Like Sheldon, I have a great fondness for my childhood. When I discussed this article with Mrs. Sip, she was quick to point out some absolutely spectacular music I had neglected, particularly entries from the Disney block of afternoon cartoons, including DuckTales, Rescue Rangers, TaleSpin, Darkwing Duck, and Goof Troop. Songwriter Mark Mueller was responsible for both DuckTales and Rescue Rangers and the others hold their own as memorable bits of my youth.

#4: Good Times

This theme song really speaks to anyone out there who tries to keep a bright outlook and smile on their face despite any hardships they may be wading through. “Temporary layoffs… Good Times. Easy credit rip offs… Good Times. Scratchin’ and surviving… Good Times.” There’s an episode of Chappelle Show which sees Dave Chappelle quiz various participants about the lyrics of this song, showing its true meaning to pop culture. “Ain’t we lucky we got ’em… Good Times!”

#3: Golden Girls

Thank you for being a friend, indeed. Such an awesome show deserves an equally epic theme. You really have to admire the work of everyone who touched this project, as they made elderly women an entertaining subject. The one lyric I disagree with is the one about the biggest gift being from that friend because there’s nothing wrong with presents that come in small packages: rings, earrings, necklaces… aren’t these really the presents women want!?

#2: TGIF Shows

We’re talking about the ditties from Full House (Everywhere You Look), Family Matters (As Days Go By), and Step by Step (Second Time Around), all written and performed by Jesse Frederick. The songs can sometimes be interchangeable, as I will often be humming one and it will transition right into another family sitcom classic. If you play them for a TGIF rookie, they will often confuse them for being the start to another show and I only give that person crap for the rest of our existence knowing one another, as a result of their tragic blunder.

#1: Growing Pains

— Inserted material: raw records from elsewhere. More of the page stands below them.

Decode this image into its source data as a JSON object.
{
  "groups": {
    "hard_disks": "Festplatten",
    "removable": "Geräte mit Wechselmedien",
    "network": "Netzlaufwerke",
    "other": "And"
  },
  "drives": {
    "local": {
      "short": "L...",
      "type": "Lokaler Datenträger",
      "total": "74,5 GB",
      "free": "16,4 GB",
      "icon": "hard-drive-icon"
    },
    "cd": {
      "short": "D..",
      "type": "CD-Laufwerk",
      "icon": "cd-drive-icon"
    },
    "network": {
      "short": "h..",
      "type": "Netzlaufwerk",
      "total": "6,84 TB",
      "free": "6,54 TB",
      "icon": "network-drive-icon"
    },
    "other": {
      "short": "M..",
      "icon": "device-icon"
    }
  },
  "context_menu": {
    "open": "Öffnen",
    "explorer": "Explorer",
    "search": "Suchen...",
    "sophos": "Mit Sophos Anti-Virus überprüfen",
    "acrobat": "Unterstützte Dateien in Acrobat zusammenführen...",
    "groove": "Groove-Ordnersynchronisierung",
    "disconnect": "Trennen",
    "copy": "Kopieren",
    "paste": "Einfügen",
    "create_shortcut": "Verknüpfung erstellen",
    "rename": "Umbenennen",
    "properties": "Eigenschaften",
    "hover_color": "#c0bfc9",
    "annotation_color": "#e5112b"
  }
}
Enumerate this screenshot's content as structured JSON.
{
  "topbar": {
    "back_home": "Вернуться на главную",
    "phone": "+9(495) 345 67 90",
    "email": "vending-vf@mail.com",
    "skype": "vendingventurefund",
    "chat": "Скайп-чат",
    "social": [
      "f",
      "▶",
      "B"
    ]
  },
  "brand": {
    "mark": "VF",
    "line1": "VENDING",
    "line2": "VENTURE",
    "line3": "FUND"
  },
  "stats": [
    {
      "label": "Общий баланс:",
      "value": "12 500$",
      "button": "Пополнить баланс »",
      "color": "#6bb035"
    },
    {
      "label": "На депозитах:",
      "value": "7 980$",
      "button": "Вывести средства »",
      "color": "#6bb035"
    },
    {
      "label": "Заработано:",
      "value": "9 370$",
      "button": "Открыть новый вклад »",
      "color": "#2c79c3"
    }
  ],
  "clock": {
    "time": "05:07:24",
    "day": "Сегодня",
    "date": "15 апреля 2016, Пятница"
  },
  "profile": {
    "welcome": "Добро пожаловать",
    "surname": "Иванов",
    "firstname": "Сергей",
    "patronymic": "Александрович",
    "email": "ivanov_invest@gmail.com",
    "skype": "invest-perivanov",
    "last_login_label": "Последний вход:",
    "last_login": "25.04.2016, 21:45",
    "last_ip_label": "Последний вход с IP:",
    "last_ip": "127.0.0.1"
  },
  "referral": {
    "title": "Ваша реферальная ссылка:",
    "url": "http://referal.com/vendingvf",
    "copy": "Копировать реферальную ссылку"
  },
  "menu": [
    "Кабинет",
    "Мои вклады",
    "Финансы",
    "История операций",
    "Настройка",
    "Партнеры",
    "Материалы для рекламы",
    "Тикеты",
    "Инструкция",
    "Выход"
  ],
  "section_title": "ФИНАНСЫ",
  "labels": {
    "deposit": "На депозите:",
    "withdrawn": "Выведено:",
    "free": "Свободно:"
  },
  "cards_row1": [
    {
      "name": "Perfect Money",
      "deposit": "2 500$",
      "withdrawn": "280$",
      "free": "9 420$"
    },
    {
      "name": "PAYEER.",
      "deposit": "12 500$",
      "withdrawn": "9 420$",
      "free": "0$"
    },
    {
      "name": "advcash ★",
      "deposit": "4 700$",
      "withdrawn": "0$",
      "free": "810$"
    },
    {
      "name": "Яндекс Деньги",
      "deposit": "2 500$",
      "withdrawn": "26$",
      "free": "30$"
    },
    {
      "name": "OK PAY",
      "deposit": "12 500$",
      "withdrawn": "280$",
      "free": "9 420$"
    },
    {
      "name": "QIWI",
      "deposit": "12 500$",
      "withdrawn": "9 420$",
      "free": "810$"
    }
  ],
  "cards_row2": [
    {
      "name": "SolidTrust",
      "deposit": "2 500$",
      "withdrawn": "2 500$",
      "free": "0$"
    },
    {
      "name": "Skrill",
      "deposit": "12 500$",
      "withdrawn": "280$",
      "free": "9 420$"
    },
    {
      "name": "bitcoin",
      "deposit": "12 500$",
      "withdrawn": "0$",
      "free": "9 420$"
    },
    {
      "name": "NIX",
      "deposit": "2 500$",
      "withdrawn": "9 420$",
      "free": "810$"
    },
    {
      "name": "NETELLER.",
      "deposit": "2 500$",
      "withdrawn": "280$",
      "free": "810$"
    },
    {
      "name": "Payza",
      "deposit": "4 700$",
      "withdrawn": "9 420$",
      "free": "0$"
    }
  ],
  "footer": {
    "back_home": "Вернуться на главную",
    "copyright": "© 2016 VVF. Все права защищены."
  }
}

I love to get under Mrs. Sip’s skin by blasting this tune at the highest of volumes and belting out the lyrics as shrilly as my voice can get. I even tried to get it added to our wedding playlist, arguing that it was “my jam,” but apparently that doesn’t hold the weight I wish it did. The only difficulty with the song is trying to cover both the male and female portions of the duet. It’s tricky, but if done properly, you can bet your previously intimate night will be no more… trust me!

Super Saturday Shot Day: Theme Songs

Theme Songs Shot

  • 1 oz Tattoo Rum
  • Dash of Ice Cream
  • Garnish with Sprinkles

Some of my proudest geek moments have been playing TV theme song trivia quizzes on cruise ships. Nothing says nerd of the highest variety than scoring 39 out of 40 and walking away with a little trophy for your years of sitting in front of the tube effort! Honourable mentions to Night Court, the 1960’s Batman, Benny Hill, Odd Couple, Saved by the Bell, and Fresh Prince of Bel-Air… great songs I just couldn’t wedge into this post.

Sip Advisor Bar Notes (4 Sips out of 5):
I used Drinkify.org to find this recipe. The site suggests which drink to pair with whatever music you’re listening to. I searched for “TV Themes” and this came up. It specified 8 oz of Rum and 8 oz of Ice Cream, which is a little insane, so I condensed the recipe down to shot form. In fact, all of the site’s measurements seem a little out of whack and in many cases, it’s suggested to just drink straight liquor, but it’s still a neat idea in principle. As for the shooter itself, it was good. I’d been saving some Captain Morgan Tattoo Rum for a while and this was the perfect recipe for it.